When it comes to gasoline price increases, how much do prices have to rise before a price increase is “unconscionably excessive”? What difference between prices before and after a declaration of emergency is large enough to create a “gross disparity”? Twenty percent? Ten percent? Five?
In Connecticut these days it looks like a mere 2.25 percent price increase after a big storm is a sufficient danger to the consuming public to invite the wrath of Conn.’s Department of Consumer Protection. As reported in a DCP press release:
A Norwalk Shell gasoline station has signed an agreement with the Department of Consumer Protection and has paid $1,449 to the agency to settle allegations that the station raised its retail gas price by 10 cents per gallon on November 1, 2012, without there being a corresponding increase in wholesale gas prices for that day. The conduct occurred in the immediate aftermath of Storm Sandy. State law prohibits fuel suppliers from charging unconscionably excessive prices during times of abnormal market disruptions, such as storm-related disasters.

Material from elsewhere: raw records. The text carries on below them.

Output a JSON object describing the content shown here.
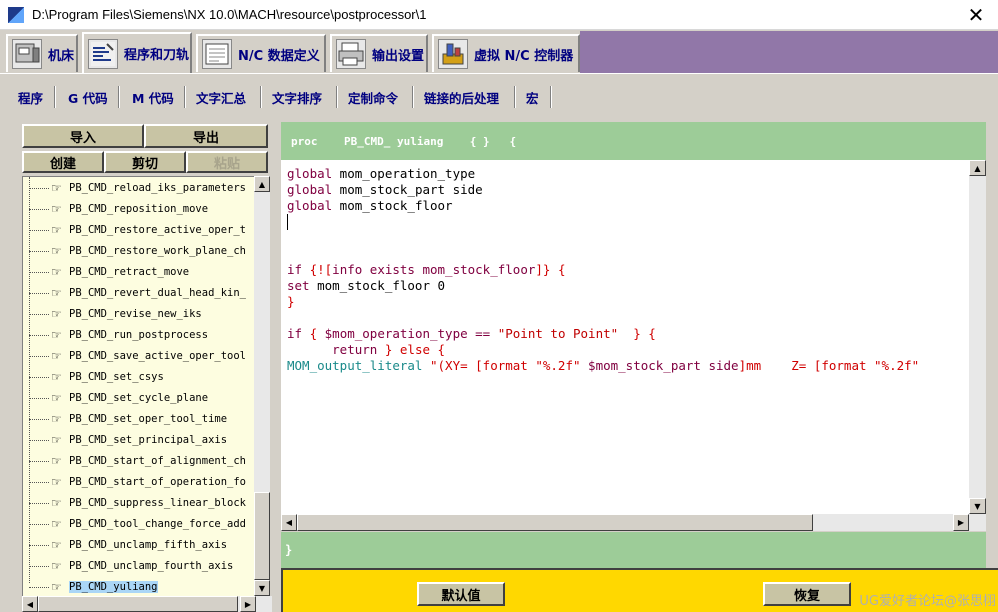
{
  "window": {
    "title": "D:\\Program Files\\Siemens\\NX 10.0\\MACH\\resource\\postprocessor\\1",
    "close_glyph": "✕"
  },
  "main_tabs": [
    {
      "label": "机床",
      "icon": "machine-tool-icon"
    },
    {
      "label": "程序和刀轨",
      "icon": "program-toolpath-icon"
    },
    {
      "label": "N/C 数据定义",
      "icon": "nc-data-definition-icon"
    },
    {
      "label": "输出设置",
      "icon": "printer-icon"
    },
    {
      "label": "虚拟 N/C 控制器",
      "icon": "virtual-controller-icon"
    }
  ],
  "sub_tabs": [
    "程序",
    "G 代码",
    "M 代码",
    "文字汇总",
    "文字排序",
    "定制命令",
    "链接的后处理",
    "宏"
  ],
  "left_panel": {
    "import_label": "导入",
    "export_label": "导出",
    "create_label": "创建",
    "cut_label": "剪切",
    "paste_label": "粘贴",
    "tree_items": [
      "PB_CMD_reload_iks_parameters",
      "PB_CMD_reposition_move",
      "PB_CMD_restore_active_oper_t",
      "PB_CMD_restore_work_plane_ch",
      "PB_CMD_retract_move",
      "PB_CMD_revert_dual_head_kin_",
      "PB_CMD_revise_new_iks",
      "PB_CMD_run_postprocess",
      "PB_CMD_save_active_oper_tool",
      "PB_CMD_set_csys",
      "PB_CMD_set_cycle_plane",
      "PB_CMD_set_oper_tool_time",
      "PB_CMD_set_principal_axis",
      "PB_CMD_start_of_alignment_ch",
      "PB_CMD_start_of_operation_fo",
      "PB_CMD_suppress_linear_block",
      "PB_CMD_tool_change_force_add",
      "PB_CMD_unclamp_fifth_axis",
      "PB_CMD_unclamp_fourth_axis",
      "PB_CMD_yuliang"
    ],
    "selected_item": "PB_CMD_yuliang"
  },
  "editor": {
    "header": "proc    PB_CMD_ yuliang    { }   {",
    "footer": "}",
    "lines": {
      "l1_kw": "global",
      "l1_var": " mom_operation_type",
      "l2_kw": "global",
      "l2_var": " mom_stock_part side",
      "l3_kw": "global",
      "l3_var": " mom_stock_floor",
      "l5_kw": "if",
      "l5_a": " {![",
      "l5_b": "info exists mom_stock_floor",
      "l5_c": "]} {",
      "l6_kw": "set",
      "l6_var": " mom_stock_floor 0",
      "l7": "}",
      "l9_kw": "if",
      "l9_a": " { ",
      "l9_b": "$mom_operation_type == ",
      "l9_str": "\"Point to Point\"",
      "l9_c": "  } {",
      "l10_indent": "      ",
      "l10_kw": "return",
      "l10_a": " } else {",
      "l11_cmd": "MOM_output_literal",
      "l11_a": " \"(XY= [format \"%.2f\" ",
      "l11_b": "$mom_stock_part side",
      "l11_c": "]mm    Z= [format \"%.2f\""
    }
  },
  "bottom": {
    "default_label": "默认值",
    "restore_label": "恢复"
  },
  "watermark": "UG爱好者论坛@张思栩",
  "colors": {
    "header_green": "#9dcc98",
    "bottom_yellow": "#ffd800",
    "tab_purple": "#9177a8",
    "tree_bg": "#fdfde0",
    "selected": "#aad6f6"
  }
}
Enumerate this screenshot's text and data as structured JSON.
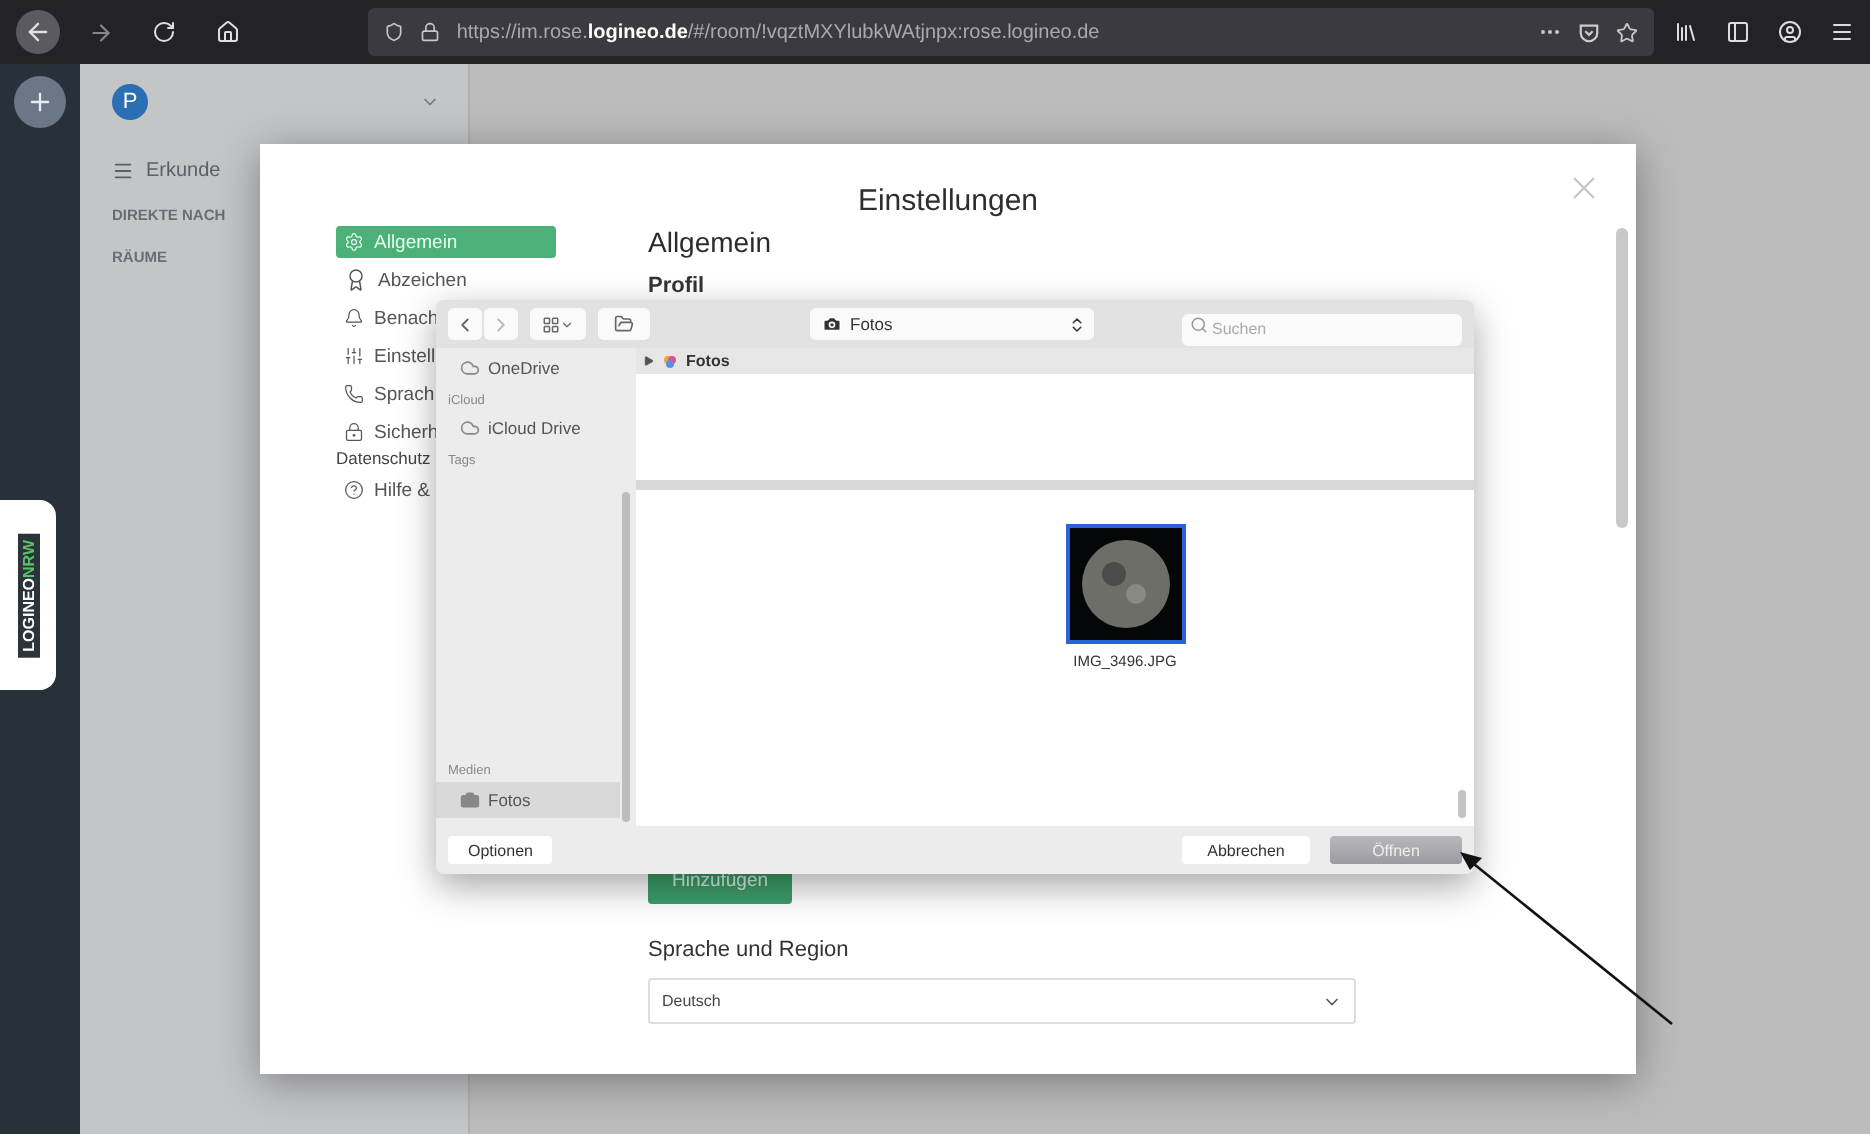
{
  "browser": {
    "url": "https://im.rose.**logineo.de**/#/room/!vqztMXYlubkWAtjnpx:rose.logineo.de"
  },
  "app": {
    "avatar": "P",
    "explore": "Erkunde",
    "sections": [
      "DIREKTE NACH",
      "RÄUME"
    ],
    "logo": {
      "brand": "LOGINEO",
      "region": "NRW"
    }
  },
  "settings": {
    "title": "Einstellungen",
    "nav": [
      {
        "label": "Allgemein",
        "selected": true
      },
      {
        "label": "Abzeichen",
        "selected": false
      },
      {
        "label": "Benach",
        "selected": false
      },
      {
        "label": "Einstell",
        "selected": false
      },
      {
        "label": "Sprach",
        "selected": false
      },
      {
        "label": "Sicherh",
        "continuation": "Datenschutz",
        "selected": false
      },
      {
        "label": "Hilfe &",
        "selected": false
      }
    ],
    "heading": "Allgemein",
    "subheading": "Profil",
    "add_button": "Hinzufügen",
    "language_heading": "Sprache und Region",
    "language_select": "Deutsch"
  },
  "file_dialog": {
    "location": "Fotos",
    "search_placeholder": "Suchen",
    "sidebar_top": [
      {
        "kind": "cloud",
        "label": "OneDrive",
        "selected": false
      },
      {
        "kind": "header",
        "label": "iCloud"
      },
      {
        "kind": "cloud",
        "label": "iCloud Drive",
        "selected": false
      },
      {
        "kind": "header",
        "label": "Tags"
      }
    ],
    "sidebar_bottom": [
      {
        "kind": "header",
        "label": "Medien"
      },
      {
        "kind": "media",
        "label": "Fotos",
        "selected": true
      }
    ],
    "folder_row": "Fotos",
    "files": [
      {
        "name": "IMG_3496.JPG",
        "selected": true
      }
    ],
    "options_button": "Optionen",
    "cancel_button": "Abbrechen",
    "open_button": "Öffnen"
  }
}
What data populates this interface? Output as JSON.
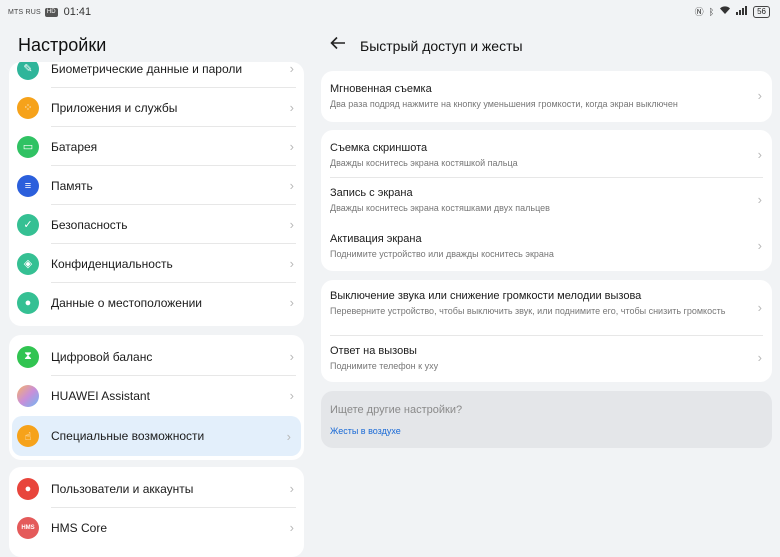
{
  "status_bar": {
    "carrier": "MTS RUS",
    "network_badge": "HD",
    "time": "01:41",
    "icons": [
      "nfc-icon",
      "bluetooth-icon",
      "wifi-icon",
      "signal-icon"
    ],
    "battery": "56"
  },
  "left_pane": {
    "title": "Настройки",
    "groups": [
      {
        "items": [
          {
            "label": "Биометрические данные и пароли",
            "icon": "biometric-icon",
            "color": "#2fb59a"
          },
          {
            "label": "Приложения и службы",
            "icon": "apps-icon",
            "color": "#f6a21a"
          },
          {
            "label": "Батарея",
            "icon": "battery-icon",
            "color": "#30c263"
          },
          {
            "label": "Память",
            "icon": "storage-icon",
            "color": "#2b5fdc"
          },
          {
            "label": "Безопасность",
            "icon": "shield-icon",
            "color": "#35c093"
          },
          {
            "label": "Конфиденциальность",
            "icon": "privacy-icon",
            "color": "#35c093"
          },
          {
            "label": "Данные о местоположении",
            "icon": "location-icon",
            "color": "#35c093"
          }
        ]
      },
      {
        "items": [
          {
            "label": "Цифровой баланс",
            "icon": "hourglass-icon",
            "color": "#31c451"
          },
          {
            "label": "HUAWEI Assistant",
            "icon": "assistant-icon",
            "color": "#c98fd9"
          },
          {
            "label": "Специальные возможности",
            "icon": "hand-icon",
            "color": "#f6a21a",
            "active": true
          }
        ]
      },
      {
        "items": [
          {
            "label": "Пользователи и аккаунты",
            "icon": "user-icon",
            "color": "#e8453c"
          },
          {
            "label": "HMS Core",
            "icon": "hms-core-icon",
            "color": "#e45a5a",
            "icon_text": "HMS"
          }
        ]
      }
    ]
  },
  "right_pane": {
    "back_icon": "back-arrow-icon",
    "title": "Быстрый доступ и жесты",
    "cards": [
      {
        "items": [
          {
            "title": "Мгновенная съемка",
            "subtitle": "Два раза подряд нажмите на кнопку уменьшения громкости, когда экран выключен"
          }
        ]
      },
      {
        "items": [
          {
            "title": "Съемка скриншота",
            "subtitle": "Дважды коснитесь экрана костяшкой пальца"
          },
          {
            "title": "Запись с экрана",
            "subtitle": "Дважды коснитесь экрана костяшками двух пальцев"
          },
          {
            "title": "Активация экрана",
            "subtitle": "Поднимите устройство или дважды коснитесь экрана"
          }
        ]
      },
      {
        "items": [
          {
            "title": "Выключение звука или снижение громкости мелодии вызова",
            "subtitle": "Переверните устройство, чтобы выключить звук, или поднимите его, чтобы снизить громкость"
          },
          {
            "title": "Ответ на вызовы",
            "subtitle": "Поднимите телефон к уху"
          }
        ]
      }
    ],
    "hint": {
      "question": "Ищете другие настройки?",
      "link": "Жесты в воздухе"
    }
  },
  "colors": {
    "background": "#f1f3f5",
    "active_row": "#e3effb",
    "link": "#1a6ad6"
  }
}
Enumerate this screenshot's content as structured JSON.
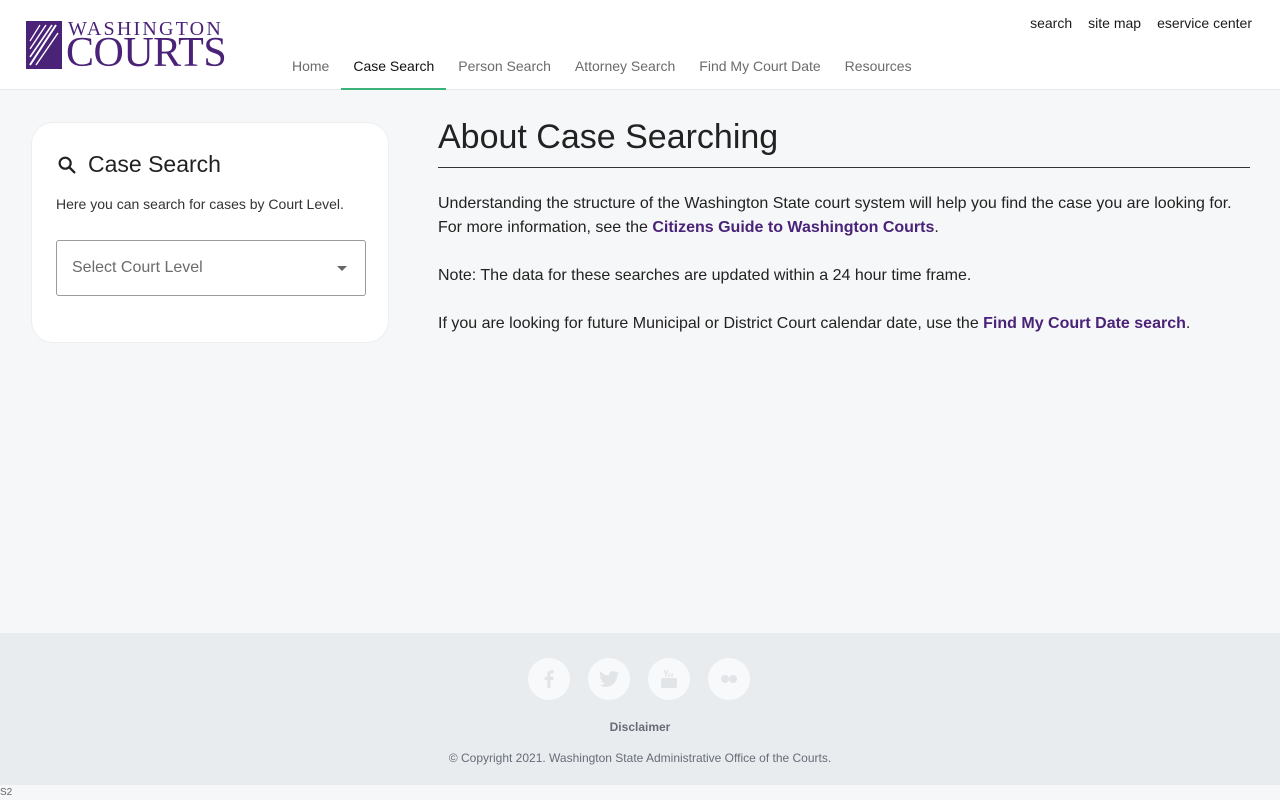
{
  "header": {
    "logo_top": "WASHINGTON",
    "logo_bottom": "COURTS",
    "utility_links": [
      "search",
      "site map",
      "eservice center"
    ],
    "nav_tabs": [
      "Home",
      "Case Search",
      "Person Search",
      "Attorney Search",
      "Find My Court Date",
      "Resources"
    ],
    "active_tab": "Case Search"
  },
  "sidebar": {
    "title": "Case Search",
    "description": "Here you can search for cases by Court Level.",
    "select_placeholder": "Select Court Level"
  },
  "main": {
    "heading": "About Case Searching",
    "p1_text": "Understanding the structure of the Washington State court system will help you find the case you are looking for. For more information, see the ",
    "p1_link": "Citizens Guide to Washington Courts",
    "p1_end": ".",
    "p2_text": "Note: The data for these searches are updated within a 24 hour time frame.",
    "p3_text": "If you are looking for future Municipal or District Court calendar date, use the ",
    "p3_link": "Find My Court Date search",
    "p3_end": "."
  },
  "footer": {
    "social": [
      "facebook-icon",
      "twitter-icon",
      "youtube-icon",
      "flickr-icon"
    ],
    "disclaimer": "Disclaimer",
    "copyright": "© Copyright 2021. Washington State Administrative Office of the Courts."
  },
  "version_label": "S2",
  "colors": {
    "brand_purple": "#4a2278",
    "active_tab_underline": "#3ab27a"
  }
}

“Given that the state was in a period of abnormal market disruption due to the severe impact of Storm Sandy, we determined that the Shell station’s 10-cent per gallon increase was not justified and constituted an unconscionably excessive price for gasoline,” Consumer Protection Commissioner William M. Rubenstein said today. “The retailer sold 4,830 gallons of gasoline that day at the increased price, but we are requiring him to disgorge three times the amount of that unfair profit.”
The Shell station is known as Connecticut Avenue Shell and is located at 307 Connecticut Avenue, Norwalk. While the station does not admit to any wrongdoing, it entered into the agreement, which requires it to pay $1,449 to the Department of Consumer Protection for its complaint resolution, education and enforcement programs.
A newspaper account fills in some details: a few days after November 1 the newspaper observed that Connecticut Avenue Shell was charging $4.55 at a time when many stations in the area were charging between $3.95 and $4.05. (A check of connecticutgasprices.com supports the view that the station regularly charges higher prices than other stations in the area.)
Assuming the price was $4.45 for the days leading up to November 1, the 10-cent change constituted a 2.25 percent increase in the price charged for regular unleaded gasoline at the station.
No doubt the retailer concluded that $1,449 was less than its lawyers would have charged to fight the allegation, and so it took the commercially expedient route of settling with the state. Still, the settlement puts a pretty tight cap on future retailers who may wish to raise prices during times the state has asserted a market disruption.